* **Work instruction**
Your task is to copy all of the data exactly.

* **Input**
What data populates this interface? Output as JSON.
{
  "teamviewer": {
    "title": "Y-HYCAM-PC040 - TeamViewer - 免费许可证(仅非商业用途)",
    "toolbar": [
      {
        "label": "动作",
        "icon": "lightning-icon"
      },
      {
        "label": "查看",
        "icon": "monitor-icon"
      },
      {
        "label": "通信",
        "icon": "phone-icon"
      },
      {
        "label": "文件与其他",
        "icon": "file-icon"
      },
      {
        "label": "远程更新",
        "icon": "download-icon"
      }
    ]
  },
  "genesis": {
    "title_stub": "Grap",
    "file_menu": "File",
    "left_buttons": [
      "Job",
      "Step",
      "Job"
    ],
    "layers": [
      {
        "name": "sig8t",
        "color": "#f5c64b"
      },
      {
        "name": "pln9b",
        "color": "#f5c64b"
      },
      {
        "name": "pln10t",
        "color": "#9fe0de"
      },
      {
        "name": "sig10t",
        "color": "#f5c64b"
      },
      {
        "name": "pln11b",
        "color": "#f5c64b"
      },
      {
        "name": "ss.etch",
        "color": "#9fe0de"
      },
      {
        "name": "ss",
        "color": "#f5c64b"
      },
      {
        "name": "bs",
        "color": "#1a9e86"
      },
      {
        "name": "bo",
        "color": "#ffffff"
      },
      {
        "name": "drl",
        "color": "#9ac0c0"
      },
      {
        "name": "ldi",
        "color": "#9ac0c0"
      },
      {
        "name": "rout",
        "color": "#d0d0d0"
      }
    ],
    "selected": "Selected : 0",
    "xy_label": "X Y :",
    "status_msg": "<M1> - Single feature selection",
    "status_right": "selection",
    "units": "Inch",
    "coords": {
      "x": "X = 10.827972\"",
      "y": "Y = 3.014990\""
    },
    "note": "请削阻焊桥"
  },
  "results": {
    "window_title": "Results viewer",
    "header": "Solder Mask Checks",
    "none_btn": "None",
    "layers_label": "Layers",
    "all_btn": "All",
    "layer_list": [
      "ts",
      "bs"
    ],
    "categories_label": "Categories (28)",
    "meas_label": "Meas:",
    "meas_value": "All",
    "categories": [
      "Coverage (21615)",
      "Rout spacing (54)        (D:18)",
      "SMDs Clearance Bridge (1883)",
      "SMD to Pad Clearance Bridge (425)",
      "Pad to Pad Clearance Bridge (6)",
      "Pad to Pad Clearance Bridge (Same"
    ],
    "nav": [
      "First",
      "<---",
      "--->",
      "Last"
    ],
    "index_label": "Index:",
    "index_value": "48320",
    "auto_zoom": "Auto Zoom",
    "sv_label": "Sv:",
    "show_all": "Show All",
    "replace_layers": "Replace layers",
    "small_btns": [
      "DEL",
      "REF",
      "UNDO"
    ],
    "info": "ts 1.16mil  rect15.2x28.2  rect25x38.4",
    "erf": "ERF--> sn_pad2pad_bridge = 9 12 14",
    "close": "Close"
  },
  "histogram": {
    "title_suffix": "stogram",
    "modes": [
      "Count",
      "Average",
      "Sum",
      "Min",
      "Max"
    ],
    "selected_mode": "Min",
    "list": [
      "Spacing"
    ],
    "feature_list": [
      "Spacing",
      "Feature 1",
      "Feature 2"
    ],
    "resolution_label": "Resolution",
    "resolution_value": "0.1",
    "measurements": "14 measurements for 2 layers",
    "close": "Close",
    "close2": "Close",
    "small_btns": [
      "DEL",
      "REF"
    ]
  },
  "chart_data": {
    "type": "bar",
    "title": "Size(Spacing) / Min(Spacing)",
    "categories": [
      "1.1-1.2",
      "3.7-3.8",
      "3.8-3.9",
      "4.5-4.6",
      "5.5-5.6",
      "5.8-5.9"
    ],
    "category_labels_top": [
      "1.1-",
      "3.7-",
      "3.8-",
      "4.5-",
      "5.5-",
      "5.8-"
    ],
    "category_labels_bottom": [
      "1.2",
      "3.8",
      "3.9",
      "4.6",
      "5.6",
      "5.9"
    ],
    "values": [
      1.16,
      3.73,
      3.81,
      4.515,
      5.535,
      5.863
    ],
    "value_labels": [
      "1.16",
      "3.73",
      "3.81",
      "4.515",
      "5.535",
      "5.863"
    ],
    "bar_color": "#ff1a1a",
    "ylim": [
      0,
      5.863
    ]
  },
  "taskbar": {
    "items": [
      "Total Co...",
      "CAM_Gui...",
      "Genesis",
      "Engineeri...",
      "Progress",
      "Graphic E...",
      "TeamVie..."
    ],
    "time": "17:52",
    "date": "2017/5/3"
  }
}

* **Answer area**
What data populates this interface? Output as JSON.
{
  "teamviewer": {
    "title": "Y-HYCAM-PC040 - TeamViewer - 免费许可证(仅非商业用途)",
    "toolbar": [
      {
        "label": "动作",
        "icon": "lightning-icon"
      },
      {
        "label": "查看",
        "icon": "monitor-icon"
      },
      {
        "label": "通信",
        "icon": "phone-icon"
      },
      {
        "label": "文件与其他",
        "icon": "file-icon"
      },
      {
        "label": "远程更新",
        "icon": "download-icon"
      }
    ]
  },
  "genesis": {
    "title_stub": "Grap",
    "file_menu": "File",
    "left_buttons": [
      "Job",
      "Step",
      "Job"
    ],
    "layers": [
      {
        "name": "sig8t",
        "color": "#f5c64b"
      },
      {
        "name": "pln9b",
        "color": "#f5c64b"
      },
      {
        "name": "pln10t",
        "color": "#9fe0de"
      },
      {
        "name": "sig10t",
        "color": "#f5c64b"
      },
      {
        "name": "pln11b",
        "color": "#f5c64b"
      },
      {
        "name": "ss.etch",
        "color": "#9fe0de"
      },
      {
        "name": "ss",
        "color": "#f5c64b"
      },
      {
        "name": "bs",
        "color": "#1a9e86"
      },
      {
        "name": "bo",
        "color": "#ffffff"
      },
      {
        "name": "drl",
        "color": "#9ac0c0"
      },
      {
        "name": "ldi",
        "color": "#9ac0c0"
      },
      {
        "name": "rout",
        "color": "#d0d0d0"
      }
    ],
    "selected": "Selected : 0",
    "xy_label": "X Y :",
    "status_msg": "<M1> - Single feature selection",
    "status_right": "selection",
    "units": "Inch",
    "coords": {
      "x": "X = 10.827972\"",
      "y": "Y = 3.014990\""
    },
    "note": "请削阻焊桥"
  },
  "results": {
    "window_title": "Results viewer",
    "header": "Solder Mask Checks",
    "none_btn": "None",
    "layers_label": "Layers",
    "all_btn": "All",
    "layer_list": [
      "ts",
      "bs"
    ],
    "categories_label": "Categories (28)",
    "meas_label": "Meas:",
    "meas_value": "All",
    "categories": [
      "Coverage (21615)",
      "Rout spacing (54)        (D:18)",
      "SMDs Clearance Bridge (1883)",
      "SMD to Pad Clearance Bridge (425)",
      "Pad to Pad Clearance Bridge (6)",
      "Pad to Pad Clearance Bridge (Same"
    ],
    "nav": [
      "First",
      "<---",
      "--->",
      "Last"
    ],
    "index_label": "Index:",
    "index_value": "48320",
    "auto_zoom": "Auto Zoom",
    "sv_label": "Sv:",
    "show_all": "Show All",
    "replace_layers": "Replace layers",
    "small_btns": [
      "DEL",
      "REF",
      "UNDO"
    ],
    "info": "ts 1.16mil  rect15.2x28.2  rect25x38.4",
    "erf": "ERF--> sn_pad2pad_bridge = 9 12 14",
    "close": "Close"
  },
  "histogram": {
    "title_suffix": "stogram",
    "modes": [
      "Count",
      "Average",
      "Sum",
      "Min",
      "Max"
    ],
    "selected_mode": "Min",
    "list": [
      "Spacing"
    ],
    "feature_list": [
      "Spacing",
      "Feature 1",
      "Feature 2"
    ],
    "resolution_label": "Resolution",
    "resolution_value": "0.1",
    "measurements": "14 measurements for 2 layers",
    "close": "Close",
    "close2": "Close",
    "small_btns": [
      "DEL",
      "REF"
    ]
  },
  "chart_data": {
    "type": "bar",
    "title": "Size(Spacing) / Min(Spacing)",
    "categories": [
      "1.1-1.2",
      "3.7-3.8",
      "3.8-3.9",
      "4.5-4.6",
      "5.5-5.6",
      "5.8-5.9"
    ],
    "category_labels_top": [
      "1.1-",
      "3.7-",
      "3.8-",
      "4.5-",
      "5.5-",
      "5.8-"
    ],
    "category_labels_bottom": [
      "1.2",
      "3.8",
      "3.9",
      "4.6",
      "5.6",
      "5.9"
    ],
    "values": [
      1.16,
      3.73,
      3.81,
      4.515,
      5.535,
      5.863
    ],
    "value_labels": [
      "1.16",
      "3.73",
      "3.81",
      "4.515",
      "5.535",
      "5.863"
    ],
    "bar_color": "#ff1a1a",
    "ylim": [
      0,
      5.863
    ]
  },
  "taskbar": {
    "items": [
      "Total Co...",
      "CAM_Gui...",
      "Genesis",
      "Engineeri...",
      "Progress",
      "Graphic E...",
      "TeamVie..."
    ],
    "time": "17:52",
    "date": "2017/5/3"
  }
}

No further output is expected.